At the same time, Hansen was also skeptical that sponsorship potential could turn into a game-changer for any school making expansion decisions, especially when compared with the money conferences now make through television rights.
Others shared that skepticism.
"Big conferences now have a revenue base of $300 million or more," Weiberg said. "When you take a look at a single investment a company can make, it's probably relatively a small portion of that. It's not insignificant. But it pales in comparison to the dollars flowing in from television rights."
Another industry insider familiar with sponsorship agreements pointed out the figures would "have to be astronomical" to make a difference.
"What is a company going to pitch in to move the needle?" the insider said. "I can't imagine that being realistic."
"And I don't know how it makes sense for the business. They've got to make money. They've got to pay stockholders. It just seems far-fetched."
Then again, FedEx at the least seems committed to doing whatever it can to making Memphis as attractive as possible to the Big 12.
Recently, ESPN.com obtained a letter from FedEx chairman Fred Smith, which Memphis president David Rudd forwarded in February to four Big 12 presidents, including West Virginia's Gordon Gee.
In his own letter, Rudd not only reiterated that FedEx would be willing to sponsor a Big 12 championship game but that FedEx also "would uniquely position the University of Memphis to request only a portion of new revenue for several years until renegotiation of the conference media right agreement occurs."
Oklahoma president David Boren said in May that while he wants Texas to give up the Longhorn Network so the league can create a Big 12 network, he doesn't want to do so at the expense of Texas' bottom line. The Longhorn Network, operated and partially owned by ESPN, pays Texas an average of $15 million a year.
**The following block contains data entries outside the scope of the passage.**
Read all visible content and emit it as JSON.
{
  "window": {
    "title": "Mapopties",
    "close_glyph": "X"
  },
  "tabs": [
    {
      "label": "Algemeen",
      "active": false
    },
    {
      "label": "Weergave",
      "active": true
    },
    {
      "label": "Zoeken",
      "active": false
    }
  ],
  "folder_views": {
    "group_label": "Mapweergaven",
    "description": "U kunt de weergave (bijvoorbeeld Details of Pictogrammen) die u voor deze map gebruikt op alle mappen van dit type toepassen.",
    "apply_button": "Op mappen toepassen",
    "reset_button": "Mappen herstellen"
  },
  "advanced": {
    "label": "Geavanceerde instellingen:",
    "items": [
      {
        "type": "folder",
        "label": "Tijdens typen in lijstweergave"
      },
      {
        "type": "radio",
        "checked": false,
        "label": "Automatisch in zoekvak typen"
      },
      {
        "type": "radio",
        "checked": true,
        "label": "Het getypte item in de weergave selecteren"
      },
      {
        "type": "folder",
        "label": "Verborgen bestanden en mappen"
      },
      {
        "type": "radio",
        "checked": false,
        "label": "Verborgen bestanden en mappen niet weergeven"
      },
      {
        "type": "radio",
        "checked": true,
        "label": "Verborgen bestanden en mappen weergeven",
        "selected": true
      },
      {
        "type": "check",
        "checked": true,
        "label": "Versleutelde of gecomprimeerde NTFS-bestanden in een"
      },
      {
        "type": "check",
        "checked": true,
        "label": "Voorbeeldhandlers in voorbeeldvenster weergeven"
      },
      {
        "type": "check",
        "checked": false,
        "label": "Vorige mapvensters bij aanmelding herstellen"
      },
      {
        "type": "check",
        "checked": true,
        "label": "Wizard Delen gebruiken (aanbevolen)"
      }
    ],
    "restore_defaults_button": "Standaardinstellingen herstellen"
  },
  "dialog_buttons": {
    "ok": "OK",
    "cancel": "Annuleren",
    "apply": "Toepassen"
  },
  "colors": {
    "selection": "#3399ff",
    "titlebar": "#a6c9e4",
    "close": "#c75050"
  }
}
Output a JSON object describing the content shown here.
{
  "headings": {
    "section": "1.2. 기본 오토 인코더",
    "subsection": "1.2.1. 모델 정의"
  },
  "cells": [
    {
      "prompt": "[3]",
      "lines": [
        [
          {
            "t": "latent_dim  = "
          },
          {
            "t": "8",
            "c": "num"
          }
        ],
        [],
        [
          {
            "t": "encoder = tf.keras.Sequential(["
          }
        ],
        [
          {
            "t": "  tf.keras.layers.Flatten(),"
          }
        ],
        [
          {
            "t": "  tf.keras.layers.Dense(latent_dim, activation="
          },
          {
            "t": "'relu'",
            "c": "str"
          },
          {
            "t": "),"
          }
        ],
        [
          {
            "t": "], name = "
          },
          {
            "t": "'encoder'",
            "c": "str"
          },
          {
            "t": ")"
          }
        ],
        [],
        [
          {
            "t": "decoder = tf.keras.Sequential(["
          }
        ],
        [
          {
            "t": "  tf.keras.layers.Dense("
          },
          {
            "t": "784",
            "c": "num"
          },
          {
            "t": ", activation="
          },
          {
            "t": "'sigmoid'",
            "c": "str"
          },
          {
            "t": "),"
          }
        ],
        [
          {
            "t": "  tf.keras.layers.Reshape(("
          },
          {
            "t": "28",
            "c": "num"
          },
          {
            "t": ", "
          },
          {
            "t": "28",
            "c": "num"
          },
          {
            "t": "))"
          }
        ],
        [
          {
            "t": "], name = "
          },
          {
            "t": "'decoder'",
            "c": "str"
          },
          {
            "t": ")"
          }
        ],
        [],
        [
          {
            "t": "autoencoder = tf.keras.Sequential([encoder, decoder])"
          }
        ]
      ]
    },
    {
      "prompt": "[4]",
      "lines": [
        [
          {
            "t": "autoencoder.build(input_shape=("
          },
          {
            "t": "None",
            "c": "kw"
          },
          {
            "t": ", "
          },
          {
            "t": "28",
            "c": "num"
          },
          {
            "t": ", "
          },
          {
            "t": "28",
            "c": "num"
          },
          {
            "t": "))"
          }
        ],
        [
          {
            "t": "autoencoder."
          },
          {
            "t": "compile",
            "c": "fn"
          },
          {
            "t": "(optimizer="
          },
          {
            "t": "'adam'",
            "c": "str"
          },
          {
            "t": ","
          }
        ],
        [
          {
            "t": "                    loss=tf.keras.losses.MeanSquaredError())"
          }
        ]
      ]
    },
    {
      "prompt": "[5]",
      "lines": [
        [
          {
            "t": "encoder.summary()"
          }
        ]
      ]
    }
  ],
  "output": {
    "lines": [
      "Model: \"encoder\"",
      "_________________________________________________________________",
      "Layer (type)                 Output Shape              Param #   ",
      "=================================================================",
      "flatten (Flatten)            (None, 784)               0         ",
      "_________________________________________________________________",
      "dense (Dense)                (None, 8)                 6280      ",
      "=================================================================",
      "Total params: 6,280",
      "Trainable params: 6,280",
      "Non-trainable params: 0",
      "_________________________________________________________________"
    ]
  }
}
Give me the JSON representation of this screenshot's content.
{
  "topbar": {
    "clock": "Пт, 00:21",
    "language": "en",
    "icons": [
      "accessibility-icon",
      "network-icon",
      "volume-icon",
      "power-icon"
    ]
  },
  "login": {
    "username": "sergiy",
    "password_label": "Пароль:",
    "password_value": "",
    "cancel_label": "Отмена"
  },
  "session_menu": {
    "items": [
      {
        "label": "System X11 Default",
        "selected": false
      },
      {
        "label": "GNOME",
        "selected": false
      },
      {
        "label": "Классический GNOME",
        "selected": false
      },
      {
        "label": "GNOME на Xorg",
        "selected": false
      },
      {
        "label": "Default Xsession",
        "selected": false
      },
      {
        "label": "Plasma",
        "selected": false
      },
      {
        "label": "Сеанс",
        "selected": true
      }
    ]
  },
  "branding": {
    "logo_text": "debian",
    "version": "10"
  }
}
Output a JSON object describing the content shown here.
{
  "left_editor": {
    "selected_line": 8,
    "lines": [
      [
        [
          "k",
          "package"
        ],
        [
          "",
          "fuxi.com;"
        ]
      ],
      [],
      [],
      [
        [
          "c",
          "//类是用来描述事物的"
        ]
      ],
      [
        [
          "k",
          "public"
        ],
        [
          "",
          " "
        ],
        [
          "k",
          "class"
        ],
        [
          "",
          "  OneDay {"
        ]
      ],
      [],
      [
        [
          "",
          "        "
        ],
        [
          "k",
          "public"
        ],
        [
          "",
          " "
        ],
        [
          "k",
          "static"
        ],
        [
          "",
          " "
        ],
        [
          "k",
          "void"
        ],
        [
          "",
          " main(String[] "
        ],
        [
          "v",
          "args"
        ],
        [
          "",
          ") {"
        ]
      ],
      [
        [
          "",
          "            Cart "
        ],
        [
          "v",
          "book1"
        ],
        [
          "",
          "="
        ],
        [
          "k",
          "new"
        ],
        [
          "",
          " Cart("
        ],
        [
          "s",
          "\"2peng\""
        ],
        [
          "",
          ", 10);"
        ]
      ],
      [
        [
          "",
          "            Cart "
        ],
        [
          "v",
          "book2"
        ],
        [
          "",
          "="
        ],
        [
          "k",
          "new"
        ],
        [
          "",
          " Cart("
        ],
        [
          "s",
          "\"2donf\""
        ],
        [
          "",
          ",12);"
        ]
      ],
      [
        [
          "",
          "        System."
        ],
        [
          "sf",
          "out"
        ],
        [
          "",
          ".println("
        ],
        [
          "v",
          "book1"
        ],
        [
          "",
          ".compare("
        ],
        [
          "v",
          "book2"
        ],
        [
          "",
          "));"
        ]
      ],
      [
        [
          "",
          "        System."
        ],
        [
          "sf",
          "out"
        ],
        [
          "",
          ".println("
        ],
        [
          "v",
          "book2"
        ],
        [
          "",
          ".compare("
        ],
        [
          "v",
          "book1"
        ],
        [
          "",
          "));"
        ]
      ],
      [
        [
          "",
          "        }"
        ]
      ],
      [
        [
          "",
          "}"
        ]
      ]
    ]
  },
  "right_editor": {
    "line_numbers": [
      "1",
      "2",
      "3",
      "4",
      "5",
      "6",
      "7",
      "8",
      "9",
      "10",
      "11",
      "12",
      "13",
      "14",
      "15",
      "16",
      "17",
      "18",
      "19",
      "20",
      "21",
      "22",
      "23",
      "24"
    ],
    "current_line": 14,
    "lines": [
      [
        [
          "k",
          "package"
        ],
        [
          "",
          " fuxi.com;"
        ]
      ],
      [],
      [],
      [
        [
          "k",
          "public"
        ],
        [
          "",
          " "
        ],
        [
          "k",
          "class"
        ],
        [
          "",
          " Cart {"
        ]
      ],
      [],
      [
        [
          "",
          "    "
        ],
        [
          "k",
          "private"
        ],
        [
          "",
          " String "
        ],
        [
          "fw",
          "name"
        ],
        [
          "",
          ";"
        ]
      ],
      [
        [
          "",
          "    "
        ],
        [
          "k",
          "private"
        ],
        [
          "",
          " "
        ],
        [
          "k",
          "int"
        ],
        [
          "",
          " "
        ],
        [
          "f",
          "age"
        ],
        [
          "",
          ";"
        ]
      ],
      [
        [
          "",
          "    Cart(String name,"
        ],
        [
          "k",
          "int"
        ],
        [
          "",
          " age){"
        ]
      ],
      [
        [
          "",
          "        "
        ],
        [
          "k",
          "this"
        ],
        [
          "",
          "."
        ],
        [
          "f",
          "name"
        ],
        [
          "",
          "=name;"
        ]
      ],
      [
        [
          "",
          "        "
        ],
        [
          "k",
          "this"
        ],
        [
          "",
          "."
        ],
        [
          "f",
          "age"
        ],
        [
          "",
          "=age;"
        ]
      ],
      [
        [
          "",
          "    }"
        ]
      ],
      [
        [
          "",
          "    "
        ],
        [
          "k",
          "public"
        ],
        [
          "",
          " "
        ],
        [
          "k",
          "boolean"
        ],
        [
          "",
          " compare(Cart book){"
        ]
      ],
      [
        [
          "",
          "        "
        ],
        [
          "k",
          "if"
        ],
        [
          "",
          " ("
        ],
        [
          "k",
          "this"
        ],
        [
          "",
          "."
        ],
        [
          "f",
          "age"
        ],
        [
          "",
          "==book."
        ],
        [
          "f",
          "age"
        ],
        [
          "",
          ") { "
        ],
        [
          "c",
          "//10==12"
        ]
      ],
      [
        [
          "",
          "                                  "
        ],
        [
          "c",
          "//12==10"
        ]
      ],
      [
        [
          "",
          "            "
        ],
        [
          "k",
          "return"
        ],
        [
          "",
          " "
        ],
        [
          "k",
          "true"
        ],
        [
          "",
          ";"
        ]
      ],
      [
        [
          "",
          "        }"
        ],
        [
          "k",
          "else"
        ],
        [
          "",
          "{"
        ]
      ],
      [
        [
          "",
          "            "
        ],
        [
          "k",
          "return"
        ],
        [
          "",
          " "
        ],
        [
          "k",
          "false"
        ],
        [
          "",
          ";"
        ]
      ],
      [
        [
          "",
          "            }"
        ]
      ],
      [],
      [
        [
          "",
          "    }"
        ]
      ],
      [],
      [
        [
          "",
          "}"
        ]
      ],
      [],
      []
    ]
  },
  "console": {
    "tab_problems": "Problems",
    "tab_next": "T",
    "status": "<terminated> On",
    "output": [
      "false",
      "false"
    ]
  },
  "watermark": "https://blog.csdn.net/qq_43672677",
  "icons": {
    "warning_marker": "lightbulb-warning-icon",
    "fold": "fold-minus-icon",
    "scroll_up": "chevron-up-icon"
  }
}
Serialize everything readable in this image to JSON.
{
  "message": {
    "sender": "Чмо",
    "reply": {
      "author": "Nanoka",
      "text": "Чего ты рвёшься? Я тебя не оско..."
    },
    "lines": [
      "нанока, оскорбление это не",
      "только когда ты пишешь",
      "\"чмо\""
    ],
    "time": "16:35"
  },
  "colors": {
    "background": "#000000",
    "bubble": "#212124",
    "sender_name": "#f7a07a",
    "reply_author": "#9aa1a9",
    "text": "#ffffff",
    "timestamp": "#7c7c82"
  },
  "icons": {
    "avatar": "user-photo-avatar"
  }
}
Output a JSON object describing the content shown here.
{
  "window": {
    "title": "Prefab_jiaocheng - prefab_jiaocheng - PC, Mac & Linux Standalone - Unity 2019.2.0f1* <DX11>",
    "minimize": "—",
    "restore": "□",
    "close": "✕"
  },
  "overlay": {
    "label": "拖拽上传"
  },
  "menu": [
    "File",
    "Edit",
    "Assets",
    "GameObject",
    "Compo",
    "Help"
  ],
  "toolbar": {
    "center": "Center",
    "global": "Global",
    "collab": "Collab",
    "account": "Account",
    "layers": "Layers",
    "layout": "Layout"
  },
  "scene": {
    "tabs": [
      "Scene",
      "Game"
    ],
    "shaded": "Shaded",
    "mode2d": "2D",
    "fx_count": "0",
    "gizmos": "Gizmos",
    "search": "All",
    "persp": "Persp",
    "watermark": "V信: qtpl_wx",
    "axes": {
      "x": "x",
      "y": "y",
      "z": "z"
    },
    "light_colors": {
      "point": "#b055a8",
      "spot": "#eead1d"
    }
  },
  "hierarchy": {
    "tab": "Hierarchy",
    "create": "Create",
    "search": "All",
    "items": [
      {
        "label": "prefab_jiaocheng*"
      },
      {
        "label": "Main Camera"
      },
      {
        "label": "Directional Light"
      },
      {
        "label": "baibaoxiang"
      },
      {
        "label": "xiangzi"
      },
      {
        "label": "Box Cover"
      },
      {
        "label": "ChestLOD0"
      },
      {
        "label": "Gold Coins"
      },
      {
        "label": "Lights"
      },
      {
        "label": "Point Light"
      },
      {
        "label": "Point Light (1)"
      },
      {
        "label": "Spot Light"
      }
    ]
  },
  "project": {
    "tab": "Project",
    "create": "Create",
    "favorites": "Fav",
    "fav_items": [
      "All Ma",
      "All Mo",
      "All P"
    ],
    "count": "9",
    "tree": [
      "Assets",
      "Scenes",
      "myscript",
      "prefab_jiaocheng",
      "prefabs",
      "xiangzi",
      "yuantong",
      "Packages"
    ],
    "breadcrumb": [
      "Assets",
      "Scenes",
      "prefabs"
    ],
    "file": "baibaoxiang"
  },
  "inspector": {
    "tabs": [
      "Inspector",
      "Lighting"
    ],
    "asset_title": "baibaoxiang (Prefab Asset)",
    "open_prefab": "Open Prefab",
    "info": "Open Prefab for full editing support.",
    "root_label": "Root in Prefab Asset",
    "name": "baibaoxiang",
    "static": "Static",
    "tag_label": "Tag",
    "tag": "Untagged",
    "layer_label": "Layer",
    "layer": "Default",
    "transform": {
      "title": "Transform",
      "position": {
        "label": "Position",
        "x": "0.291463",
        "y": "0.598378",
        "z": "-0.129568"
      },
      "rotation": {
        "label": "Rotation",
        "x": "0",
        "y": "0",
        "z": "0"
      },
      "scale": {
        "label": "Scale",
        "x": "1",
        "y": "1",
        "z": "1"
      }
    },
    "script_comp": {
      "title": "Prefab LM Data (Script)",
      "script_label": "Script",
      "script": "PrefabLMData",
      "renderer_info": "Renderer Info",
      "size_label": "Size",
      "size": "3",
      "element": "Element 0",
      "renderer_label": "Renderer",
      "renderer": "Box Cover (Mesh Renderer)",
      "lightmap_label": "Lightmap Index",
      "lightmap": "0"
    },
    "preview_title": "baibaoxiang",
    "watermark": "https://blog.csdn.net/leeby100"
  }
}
FedEx covering Memphis' television cut for several years could, in theory, allow the Big 12 to reroute even more TV cash back to Texas, in order to make a Big 12 network more financially viable for the Longhorns.
"It's all about net money," Schemmel said. "Can the addition of a FedEx enlarge that pie enough to make a difference for the existing schools?
"At the end of the day, that's what the Big 12 is going to look for."